Why toxic people get ahead (2018)
Templer, K. J. Personality and Individual Differences, Volume 124, 1 April 2018
New research indicates that some character traits found in some leaders can be ‘dark’, yet rewarded.
The paper, titled Dark personality, job performance ratings, and the role of political skill: An indication of why toxic people may get ahead at work, opens by stating:
“While toxic employees are generally not superior performers, some receive higher salaries and advance into leadership positions.”
The abstract continues:
“In this study, an indirect effect chain model was tested which proposes that dark employees receive good performance ratings through political skill.”
“Dark personality was operationalized by low scores on the honesty-humility factor of the HEXACO personality model. One hundred and ten employees provided self-ratings on honesty-humility and political skill. Their supervisors provided observer ratings on political skill and job performance.
“Results show a positive direct effect of honesty-humility on the performance measure of team facilitation and support at the same time the opposing indirect effect hypothesis: Dark, as opposed to honest-humble, employees are more likely to view themselves as politically skilled, and when equally perceived as politically skilled by their supervisors, they receive higher ratings on task performance and team facilitation.
“Because performance is important for career advancement, the model leads to a potential explanation of why toxic individuals may get ahead at work.”
Susan Krauss Whitbourne, in Psychology Today also writes about the research, saying:
“There is considerable evidence that low honesty-humility does a good job of capturing such qualities as egotism, materialism, social “adroitness,” unethical decisions at work, delinquency and counterproductive behavior in the workplace, and lack of integrity. Their decisions are selfish; they are vengeful, and they cheat and lie. You might think their counterproductive tendencies would limit their ability to succeed in the workplace, but paradoxically, some of these toxic individuals are rewarded with the highest salaries and job promotions of all.

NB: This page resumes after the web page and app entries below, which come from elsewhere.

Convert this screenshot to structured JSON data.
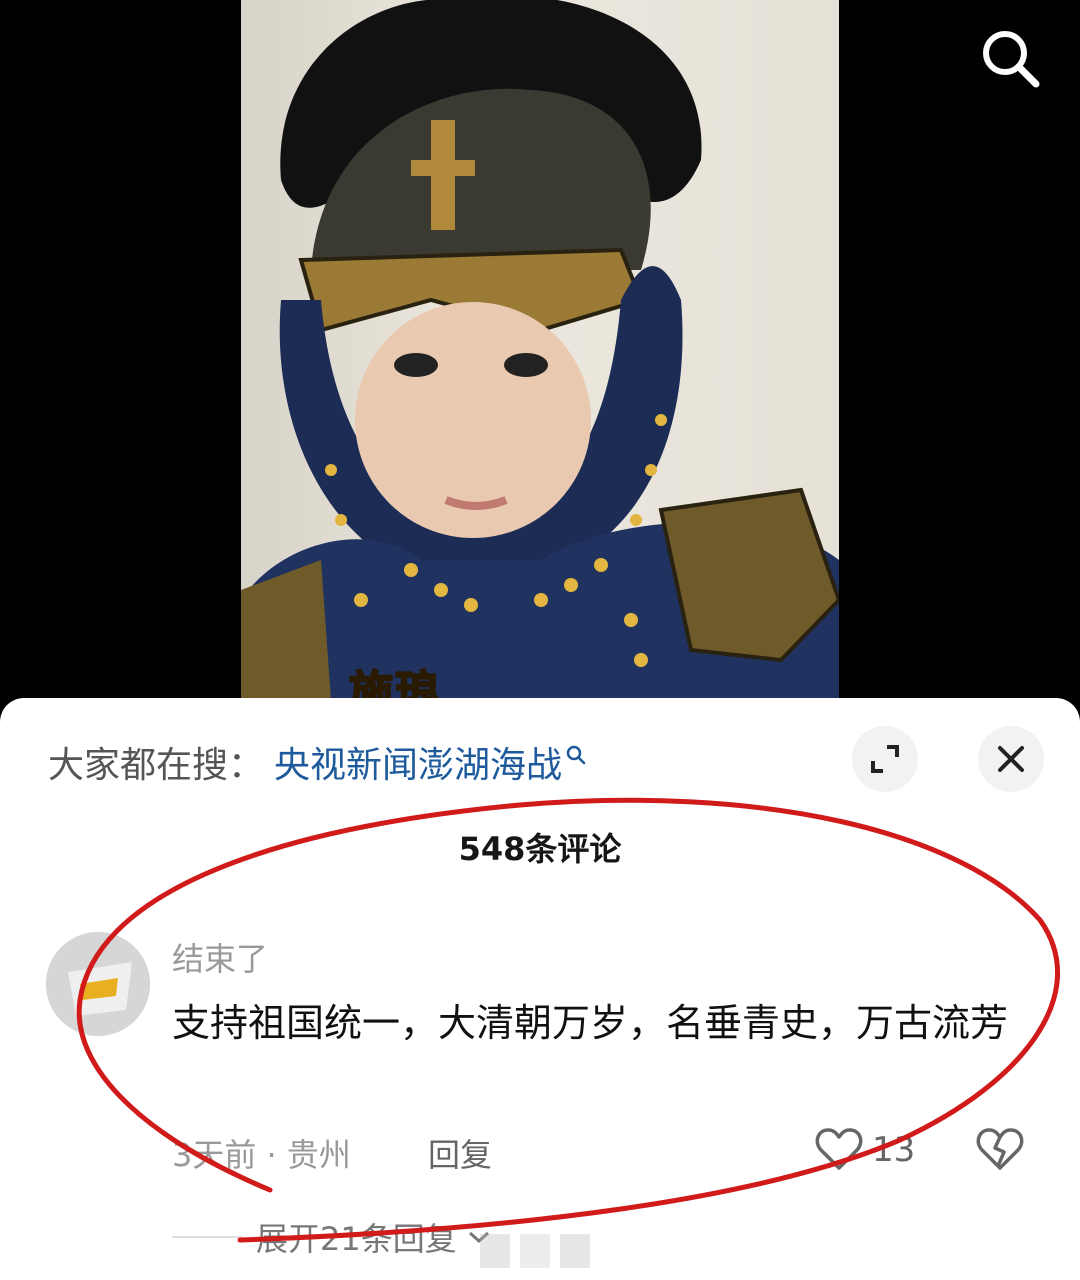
{
  "video": {
    "caption": "施琅",
    "search_icon": "search-icon"
  },
  "suggestion": {
    "label": "大家都在搜：",
    "term": "央视新闻澎湖海战"
  },
  "comments_header": {
    "count_label": "548条评论"
  },
  "comment": {
    "username": "结束了",
    "text": "支持祖国统一，大清朝万岁，名垂青史，万古流芳",
    "time_location": "3天前 · 贵州",
    "reply_label": "回复",
    "like_count": "13",
    "expand_replies": "展开21条回复"
  },
  "colors": {
    "link": "#1e5a9c",
    "annotation": "#d11a1a"
  }
}
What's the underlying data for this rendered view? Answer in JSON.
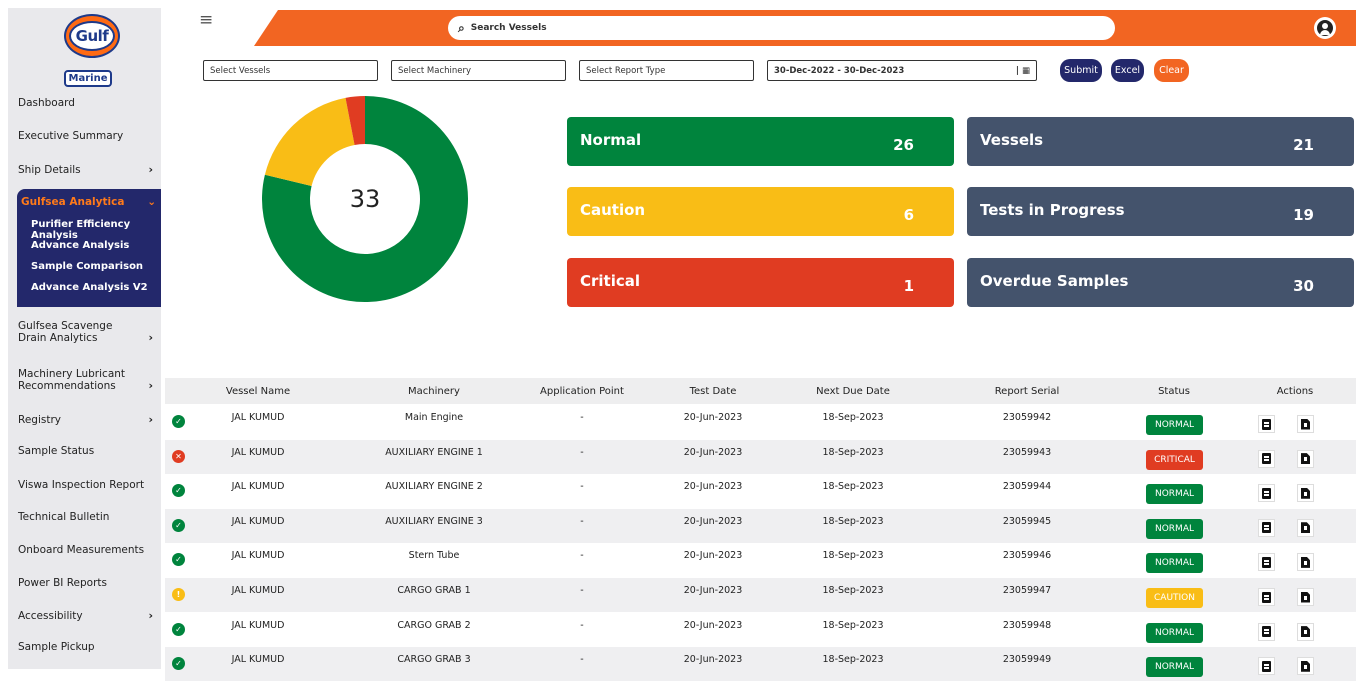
{
  "brand": {
    "logo_text": "Gulf",
    "sub_text": "Marine"
  },
  "sidebar": {
    "items": [
      {
        "label": "Dashboard"
      },
      {
        "label": "Executive Summary"
      },
      {
        "label": "Ship Details"
      },
      {
        "label": "Gulfsea Scavenge Drain Analytics"
      },
      {
        "label": "Machinery Lubricant Recommendations"
      },
      {
        "label": "Registry"
      },
      {
        "label": "Sample Status"
      },
      {
        "label": "Viswa Inspection Report"
      },
      {
        "label": "Technical Bulletin"
      },
      {
        "label": "Onboard Measurements"
      },
      {
        "label": "Power BI Reports"
      },
      {
        "label": "Accessibility"
      },
      {
        "label": "Sample Pickup"
      }
    ],
    "group": {
      "label": "Gulfsea Analytica",
      "subitems": [
        "Purifier Efficiency Analysis",
        "Advance Analysis",
        "Sample Comparison",
        "Advance Analysis V2"
      ]
    }
  },
  "header": {
    "search_placeholder": "Search Vessels"
  },
  "filters": {
    "vessels": "Select Vessels",
    "machinery": "Select Machinery",
    "report_type": "Select Report Type",
    "date_range": "30-Dec-2022 - 30-Dec-2023",
    "submit": "Submit",
    "excel": "Excel",
    "clear": "Clear"
  },
  "chart_data": {
    "type": "donut",
    "total": "33",
    "segments": [
      {
        "name": "Normal",
        "value": 26,
        "color": "#00843d"
      },
      {
        "name": "Caution",
        "value": 6,
        "color": "#f9bd16"
      },
      {
        "name": "Critical",
        "value": 1,
        "color": "#e03c22"
      }
    ]
  },
  "cards": {
    "normal": {
      "label": "Normal",
      "value": "26",
      "color": "#00843d"
    },
    "caution": {
      "label": "Caution",
      "value": "6",
      "color": "#f9bd16"
    },
    "critical": {
      "label": "Critical",
      "value": "1",
      "color": "#e03c22"
    },
    "vessels": {
      "label": "Vessels",
      "value": "21",
      "color": "#44536c"
    },
    "tests": {
      "label": "Tests in Progress",
      "value": "19",
      "color": "#44536c"
    },
    "overdue": {
      "label": "Overdue Samples",
      "value": "30",
      "color": "#44536c"
    }
  },
  "table": {
    "headers": {
      "vessel": "Vessel Name",
      "machinery": "Machinery",
      "app_point": "Application Point",
      "test_date": "Test Date",
      "next_due": "Next Due Date",
      "serial": "Report Serial",
      "status": "Status",
      "actions": "Actions"
    },
    "rows": [
      {
        "vessel": "JAL KUMUD",
        "machinery": "Main Engine",
        "app_point": "-",
        "test_date": "20-Jun-2023",
        "next_due": "18-Sep-2023",
        "serial": "23059942",
        "status": "NORMAL"
      },
      {
        "vessel": "JAL KUMUD",
        "machinery": "AUXILIARY ENGINE 1",
        "app_point": "-",
        "test_date": "20-Jun-2023",
        "next_due": "18-Sep-2023",
        "serial": "23059943",
        "status": "CRITICAL"
      },
      {
        "vessel": "JAL KUMUD",
        "machinery": "AUXILIARY ENGINE 2",
        "app_point": "-",
        "test_date": "20-Jun-2023",
        "next_due": "18-Sep-2023",
        "serial": "23059944",
        "status": "NORMAL"
      },
      {
        "vessel": "JAL KUMUD",
        "machinery": "AUXILIARY ENGINE 3",
        "app_point": "-",
        "test_date": "20-Jun-2023",
        "next_due": "18-Sep-2023",
        "serial": "23059945",
        "status": "NORMAL"
      },
      {
        "vessel": "JAL KUMUD",
        "machinery": "Stern Tube",
        "app_point": "-",
        "test_date": "20-Jun-2023",
        "next_due": "18-Sep-2023",
        "serial": "23059946",
        "status": "NORMAL"
      },
      {
        "vessel": "JAL KUMUD",
        "machinery": "CARGO GRAB 1",
        "app_point": "-",
        "test_date": "20-Jun-2023",
        "next_due": "18-Sep-2023",
        "serial": "23059947",
        "status": "CAUTION"
      },
      {
        "vessel": "JAL KUMUD",
        "machinery": "CARGO GRAB 2",
        "app_point": "-",
        "test_date": "20-Jun-2023",
        "next_due": "18-Sep-2023",
        "serial": "23059948",
        "status": "NORMAL"
      },
      {
        "vessel": "JAL KUMUD",
        "machinery": "CARGO GRAB 3",
        "app_point": "-",
        "test_date": "20-Jun-2023",
        "next_due": "18-Sep-2023",
        "serial": "23059949",
        "status": "NORMAL"
      }
    ]
  },
  "status_colors": {
    "NORMAL": "#00843d",
    "CRITICAL": "#e03c22",
    "CAUTION": "#f9bd16"
  }
}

“That paradoxical finding can be explained, Templer maintains, by considering the factor of political skill, or “a social competence that includes networking ability, social astuteness, interpersonal influence, and apparent sincerity” (p. 210). In Templer’s model, those with dark personalities who have this political skill are able to wrangle higher performance ratings from their bosses. Again, considering that some of the bosses themselves rose to the top via perhaps similar tracks, it makes sense that they would reward the people they see as like themselves.”
The Psychology Today article is available here: Why toxic people get ahead